Adverse childhood experiences (ACEs) are linked to risky health behaviors (e.g., alcohol, substance use), chronic health conditions (e.g., diabetes, cancer), higher medical costs, and early death. Children exposed to trauma are seven times more likely to develop a substance use disorder in adolescence or adulthood compared to those who were not exposed. However, not all children who experience ACEs will grow up to have detrimental outcomes. One aspect of parenting that may be particularly relevant for promoting risk or resilience in the context of adversity is parental emotion socialization (ES). Despite the established link between ACEs and substance use, no research, to date, has examined whether ES serves as a risk or protective factor in the context of ACEs and subsequent substance use.

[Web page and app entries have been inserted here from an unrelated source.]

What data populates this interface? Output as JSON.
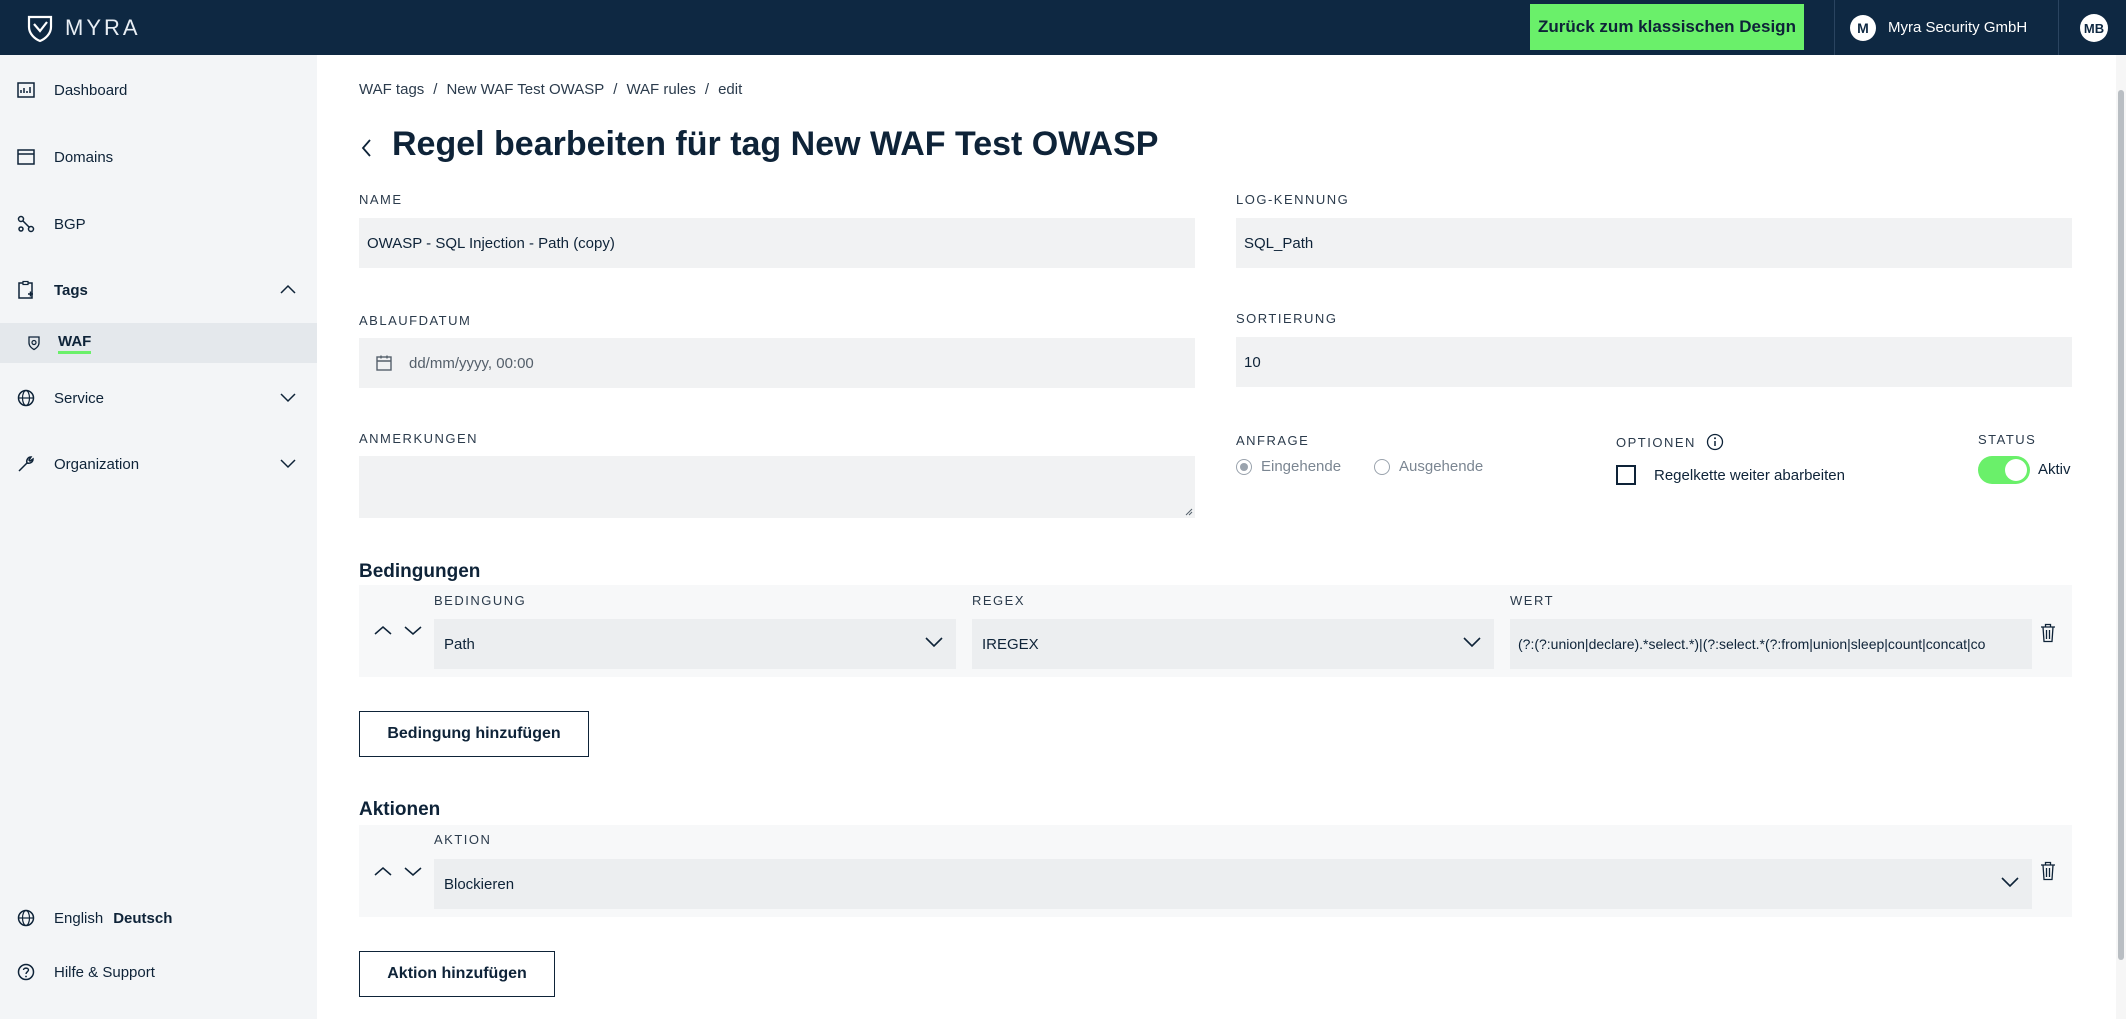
{
  "header": {
    "brand": "MYRA",
    "classic_button": "Zurück zum klassischen Design",
    "org_initial": "M",
    "org_name": "Myra Security GmbH",
    "user_initials": "MB"
  },
  "sidebar": {
    "items": [
      {
        "label": "Dashboard",
        "icon": "dashboard-icon"
      },
      {
        "label": "Domains",
        "icon": "window-icon"
      },
      {
        "label": "BGP",
        "icon": "network-icon"
      },
      {
        "label": "Tags",
        "icon": "tag-clipboard-icon"
      },
      {
        "label": "Service",
        "icon": "globe-icon"
      },
      {
        "label": "Organization",
        "icon": "wrench-icon"
      }
    ],
    "sub_item": "WAF",
    "lang_en": "English",
    "lang_de": "Deutsch",
    "help": "Hilfe & Support"
  },
  "breadcrumb": [
    "WAF tags",
    "New WAF Test OWASP",
    "WAF rules",
    "edit"
  ],
  "page_title": "Regel bearbeiten für tag New WAF Test OWASP",
  "form": {
    "name_label": "NAME",
    "name_value": "OWASP - SQL Injection - Path (copy)",
    "log_label": "LOG-KENNUNG",
    "log_value": "SQL_Path",
    "expiry_label": "ABLAUFDATUM",
    "expiry_placeholder": "dd/mm/yyyy, 00:00",
    "sort_label": "SORTIERUNG",
    "sort_value": "10",
    "notes_label": "ANMERKUNGEN",
    "request_label": "ANFRAGE",
    "request_in": "Eingehende",
    "request_out": "Ausgehende",
    "options_label": "OPTIONEN",
    "options_checkbox": "Regelkette weiter abarbeiten",
    "status_label": "STATUS",
    "status_value": "Aktiv"
  },
  "conditions": {
    "title": "Bedingungen",
    "col_condition": "BEDINGUNG",
    "col_regex": "REGEX",
    "col_value": "WERT",
    "condition": "Path",
    "regex": "IREGEX",
    "value": "(?:(?:union|declare).*select.*)|(?:select.*(?:from|union|sleep|count|concat|co",
    "add_button": "Bedingung hinzufügen"
  },
  "actions": {
    "title": "Aktionen",
    "col_action": "AKTION",
    "action": "Blockieren",
    "add_button": "Aktion hinzufügen"
  },
  "colors": {
    "navy": "#0e2842",
    "accent_green": "#6af06a",
    "sidebar_bg": "#f3f5f7"
  }
}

As such, the present study aims to fill this gap by examining ES as a moderator of the relationship between ACEs and substance use. Participants (N=550, age M=20.4, SD=4.7) were recruited from SONA systems: a university operated online platform where students may choose to voluntarily participate in a variety of self-report research studies in exchange for course credit or extra credit. The present project comes from a larger study called the Religion, Emotions and Current Health (REACH) study. Retrospective measures regarding the participants' adverse childhood experiences and their parent’s emotion socialization behavior include The Adverse Childhood Experiences Survey (ACEs) and The Coping with Children’s Negative Emotions Scale (CCNES). Alcohol Use Disorders Identification Test (AUDIT) and the Drug Abuse Screening Test (DAST-10) was used to assess for current substance use. All analyses will be conducted using the R package for statistical computing. Bivariate correlations will be examined for all variables using Pearson’s correlation coefficient method. A hierarchical multiple regression analysis will be implemented to determine if parental emotion socialization moderates the relationship between childhood adversity and substance use. The estimated multiple regression formula, ( Y) ̂= i + b1X + b2M + b3XM + ey; where Y ̂ = outcome (i.e., current substance use), X = the predictor variable (i.e., ACEs), M = primary moderator variable (i.e., parental emotion socialization from childhood), and b3XM= interaction will be applied with R’s base lm(Y~X*Z) function. The proposed study will test two main hypotheses: 1) ACEs from childhood will act as a predictor for current substance use in adulthood (as reflected in the literature) 2) ES will act as a moderator on the relationship between ACEs and substance use; however, the nature of this interaction will vary depending on the type of ES behaviors. Specifically, the link between ACEs in childhood and substance use in early adulthood will be exacerbated by a childhood marked by high levels of non-supportive ES; whereas, the link between ACEs in childhood and substance use in early adulthood will be lessened (buffered) by a childhood marked by high levels of supportive ES.